Most of our reality is created by our thinking. Consider, for instance, the lines on a road. These boundaries, which tell us that different regions of the road are appropriate for different purposes, are artificial boundaries created by our thinking but which have real power and substance as a result of our obedience of this convention.
Consider also money. Money has value only by convention, but as a result of this convention it is a very real thing with which it is possible to get a lot done and exercise a lot of power. The power of money is a reality, but it is a reality created by our thinking.
Similar comments apply to language, legal codes, art, possessions, social roles and social status, social norms, etc. It is not only true that some of our reality is created by our thinking; indeed, it might appear that the majority of our reality is created by our thinking. Most of the external world is like the lines on the road.
This was pointed out by the social constructivists. The social constructivists generally go further in the following way. As has just been pointed out, there is a category of things that are socially constructed and which we know to be socially constructed. There is also probably a category of things that are socially constructed and which we do not know to be socially constructed, but think to be constructed by some force outside humanity.
The position of the social constructivists is, in essence, that this latter category is large, and that we frequently make the mistake of ascribing to forces outside humanity things that are really due to forces within humanity.

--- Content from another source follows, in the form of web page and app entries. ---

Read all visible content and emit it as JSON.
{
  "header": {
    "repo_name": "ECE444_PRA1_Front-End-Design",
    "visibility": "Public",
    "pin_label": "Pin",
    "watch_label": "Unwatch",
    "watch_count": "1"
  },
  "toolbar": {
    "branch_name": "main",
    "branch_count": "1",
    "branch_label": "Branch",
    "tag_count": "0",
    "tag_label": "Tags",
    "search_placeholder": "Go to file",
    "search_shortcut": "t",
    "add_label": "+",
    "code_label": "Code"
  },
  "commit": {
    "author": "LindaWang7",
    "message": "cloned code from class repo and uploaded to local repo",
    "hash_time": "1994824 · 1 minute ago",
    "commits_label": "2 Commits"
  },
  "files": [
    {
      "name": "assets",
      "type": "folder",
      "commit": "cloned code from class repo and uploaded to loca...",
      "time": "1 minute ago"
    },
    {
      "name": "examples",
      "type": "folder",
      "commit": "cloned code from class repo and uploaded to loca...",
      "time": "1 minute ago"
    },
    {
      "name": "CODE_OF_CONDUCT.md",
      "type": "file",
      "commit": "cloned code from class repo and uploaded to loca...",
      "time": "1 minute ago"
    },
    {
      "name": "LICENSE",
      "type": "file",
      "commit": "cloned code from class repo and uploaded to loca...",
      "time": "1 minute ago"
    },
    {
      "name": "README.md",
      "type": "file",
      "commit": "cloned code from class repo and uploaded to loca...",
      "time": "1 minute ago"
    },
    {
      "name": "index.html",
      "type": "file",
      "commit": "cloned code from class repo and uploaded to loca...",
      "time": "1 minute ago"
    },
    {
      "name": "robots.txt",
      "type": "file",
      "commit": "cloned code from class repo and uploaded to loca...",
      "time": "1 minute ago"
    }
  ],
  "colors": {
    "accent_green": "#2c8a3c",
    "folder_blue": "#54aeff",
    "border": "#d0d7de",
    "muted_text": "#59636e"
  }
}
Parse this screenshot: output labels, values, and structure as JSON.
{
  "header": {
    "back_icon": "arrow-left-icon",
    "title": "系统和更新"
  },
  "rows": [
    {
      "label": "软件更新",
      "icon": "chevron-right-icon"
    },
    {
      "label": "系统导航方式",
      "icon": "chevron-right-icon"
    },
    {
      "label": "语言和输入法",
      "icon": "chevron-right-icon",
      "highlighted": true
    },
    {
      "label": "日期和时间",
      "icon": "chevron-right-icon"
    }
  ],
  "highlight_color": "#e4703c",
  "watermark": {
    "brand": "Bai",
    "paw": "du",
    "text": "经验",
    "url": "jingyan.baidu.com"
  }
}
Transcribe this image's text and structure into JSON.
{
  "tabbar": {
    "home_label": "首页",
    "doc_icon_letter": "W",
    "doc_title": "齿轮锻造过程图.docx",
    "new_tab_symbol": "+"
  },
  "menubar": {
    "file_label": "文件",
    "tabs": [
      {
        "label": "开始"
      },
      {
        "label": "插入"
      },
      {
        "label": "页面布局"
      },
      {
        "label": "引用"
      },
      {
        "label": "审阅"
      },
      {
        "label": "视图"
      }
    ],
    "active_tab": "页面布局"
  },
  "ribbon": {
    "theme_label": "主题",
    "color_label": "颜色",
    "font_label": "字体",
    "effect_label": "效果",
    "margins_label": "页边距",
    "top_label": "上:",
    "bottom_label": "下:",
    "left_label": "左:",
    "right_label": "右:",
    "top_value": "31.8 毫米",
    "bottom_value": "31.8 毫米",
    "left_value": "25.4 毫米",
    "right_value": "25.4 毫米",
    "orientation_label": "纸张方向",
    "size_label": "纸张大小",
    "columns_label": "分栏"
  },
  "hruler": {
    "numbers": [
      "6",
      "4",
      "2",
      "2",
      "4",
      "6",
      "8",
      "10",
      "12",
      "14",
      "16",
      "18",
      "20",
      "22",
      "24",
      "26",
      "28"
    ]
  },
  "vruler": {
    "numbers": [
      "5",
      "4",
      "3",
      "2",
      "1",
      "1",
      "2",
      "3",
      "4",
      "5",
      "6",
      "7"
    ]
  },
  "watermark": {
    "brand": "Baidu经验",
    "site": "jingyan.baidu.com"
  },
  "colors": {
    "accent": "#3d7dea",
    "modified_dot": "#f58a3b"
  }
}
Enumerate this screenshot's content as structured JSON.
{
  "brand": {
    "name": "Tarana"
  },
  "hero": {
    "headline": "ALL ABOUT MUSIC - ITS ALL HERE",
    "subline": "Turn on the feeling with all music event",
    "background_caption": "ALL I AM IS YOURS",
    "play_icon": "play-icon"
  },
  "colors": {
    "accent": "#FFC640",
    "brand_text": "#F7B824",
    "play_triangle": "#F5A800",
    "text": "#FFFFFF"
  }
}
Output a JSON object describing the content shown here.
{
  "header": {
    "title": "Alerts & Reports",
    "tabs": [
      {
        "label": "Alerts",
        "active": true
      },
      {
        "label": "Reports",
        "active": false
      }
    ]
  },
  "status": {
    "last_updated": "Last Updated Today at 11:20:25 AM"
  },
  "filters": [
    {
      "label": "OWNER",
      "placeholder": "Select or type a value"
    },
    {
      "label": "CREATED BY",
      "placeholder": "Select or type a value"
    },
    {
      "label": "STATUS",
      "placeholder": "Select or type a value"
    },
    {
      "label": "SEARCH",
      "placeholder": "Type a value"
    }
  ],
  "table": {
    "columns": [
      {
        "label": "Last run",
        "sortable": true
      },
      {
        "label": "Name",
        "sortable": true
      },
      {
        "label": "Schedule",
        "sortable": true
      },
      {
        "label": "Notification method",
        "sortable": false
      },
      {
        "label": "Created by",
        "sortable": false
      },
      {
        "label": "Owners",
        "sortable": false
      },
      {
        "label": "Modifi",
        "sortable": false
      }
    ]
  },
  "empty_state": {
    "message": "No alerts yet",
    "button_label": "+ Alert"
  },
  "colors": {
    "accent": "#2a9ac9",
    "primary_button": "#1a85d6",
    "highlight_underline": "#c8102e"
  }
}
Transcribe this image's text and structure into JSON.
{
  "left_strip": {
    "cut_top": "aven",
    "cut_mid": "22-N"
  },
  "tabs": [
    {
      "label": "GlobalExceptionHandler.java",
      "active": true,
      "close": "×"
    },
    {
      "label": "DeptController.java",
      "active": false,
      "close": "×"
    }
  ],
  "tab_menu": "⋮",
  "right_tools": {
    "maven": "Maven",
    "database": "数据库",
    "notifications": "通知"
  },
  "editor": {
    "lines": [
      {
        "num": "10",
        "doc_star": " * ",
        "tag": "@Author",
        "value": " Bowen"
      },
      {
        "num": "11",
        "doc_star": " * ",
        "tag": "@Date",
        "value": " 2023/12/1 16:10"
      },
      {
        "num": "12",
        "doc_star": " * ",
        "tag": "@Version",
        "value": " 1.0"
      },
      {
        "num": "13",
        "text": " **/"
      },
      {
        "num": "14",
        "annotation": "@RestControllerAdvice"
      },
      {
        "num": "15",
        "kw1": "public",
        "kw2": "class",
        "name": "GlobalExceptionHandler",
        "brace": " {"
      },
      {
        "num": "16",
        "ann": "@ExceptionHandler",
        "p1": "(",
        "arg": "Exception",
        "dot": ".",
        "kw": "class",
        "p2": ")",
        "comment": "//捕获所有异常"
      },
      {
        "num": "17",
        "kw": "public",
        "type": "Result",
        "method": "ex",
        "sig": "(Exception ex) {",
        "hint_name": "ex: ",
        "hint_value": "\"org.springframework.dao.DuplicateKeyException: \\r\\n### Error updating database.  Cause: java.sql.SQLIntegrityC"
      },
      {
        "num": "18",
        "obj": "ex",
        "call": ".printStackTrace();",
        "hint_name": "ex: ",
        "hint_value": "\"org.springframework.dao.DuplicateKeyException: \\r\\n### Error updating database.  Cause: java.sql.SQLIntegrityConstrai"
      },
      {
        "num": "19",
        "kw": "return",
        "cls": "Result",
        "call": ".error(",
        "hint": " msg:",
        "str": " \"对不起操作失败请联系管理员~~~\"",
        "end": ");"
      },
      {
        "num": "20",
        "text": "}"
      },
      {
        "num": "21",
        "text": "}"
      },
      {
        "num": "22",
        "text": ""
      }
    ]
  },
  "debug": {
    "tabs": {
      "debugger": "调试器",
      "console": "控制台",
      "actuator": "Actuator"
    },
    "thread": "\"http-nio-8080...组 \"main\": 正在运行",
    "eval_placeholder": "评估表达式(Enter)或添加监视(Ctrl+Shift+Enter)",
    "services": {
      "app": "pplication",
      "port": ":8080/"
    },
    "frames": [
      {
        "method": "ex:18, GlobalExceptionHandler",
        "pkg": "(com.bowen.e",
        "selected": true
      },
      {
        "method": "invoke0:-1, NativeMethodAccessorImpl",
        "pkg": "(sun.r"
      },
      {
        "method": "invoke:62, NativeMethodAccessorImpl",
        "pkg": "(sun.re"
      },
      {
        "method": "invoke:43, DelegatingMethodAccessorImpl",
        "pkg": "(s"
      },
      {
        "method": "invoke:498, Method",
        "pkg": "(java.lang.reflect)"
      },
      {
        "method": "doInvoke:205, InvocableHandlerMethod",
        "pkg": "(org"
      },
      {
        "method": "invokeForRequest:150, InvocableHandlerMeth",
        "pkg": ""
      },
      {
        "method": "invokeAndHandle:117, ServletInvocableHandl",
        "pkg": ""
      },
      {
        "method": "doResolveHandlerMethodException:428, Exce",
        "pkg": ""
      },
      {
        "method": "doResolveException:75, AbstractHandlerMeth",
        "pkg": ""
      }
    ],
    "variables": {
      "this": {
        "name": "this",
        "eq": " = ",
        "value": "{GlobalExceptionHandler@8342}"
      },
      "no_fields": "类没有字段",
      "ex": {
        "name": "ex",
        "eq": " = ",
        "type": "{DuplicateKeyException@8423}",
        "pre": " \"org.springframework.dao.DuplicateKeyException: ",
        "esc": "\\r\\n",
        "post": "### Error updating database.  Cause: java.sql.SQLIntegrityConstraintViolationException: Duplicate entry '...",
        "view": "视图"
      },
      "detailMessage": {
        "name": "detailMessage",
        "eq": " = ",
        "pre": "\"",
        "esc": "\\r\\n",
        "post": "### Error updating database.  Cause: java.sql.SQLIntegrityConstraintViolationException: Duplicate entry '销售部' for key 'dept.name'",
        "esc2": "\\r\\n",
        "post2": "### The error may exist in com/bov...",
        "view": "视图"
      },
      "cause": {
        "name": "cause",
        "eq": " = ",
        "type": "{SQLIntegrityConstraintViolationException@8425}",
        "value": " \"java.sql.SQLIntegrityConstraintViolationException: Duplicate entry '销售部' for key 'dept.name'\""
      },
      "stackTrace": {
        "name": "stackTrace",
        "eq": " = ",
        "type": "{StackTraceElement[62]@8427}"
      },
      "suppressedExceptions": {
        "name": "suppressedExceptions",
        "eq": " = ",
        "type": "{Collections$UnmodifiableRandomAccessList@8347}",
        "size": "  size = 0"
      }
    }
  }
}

Without taking this position we can nonetheless acknowledge that most of the daily reality that we navigate is, in a very uncontroversial sense, socially constructed.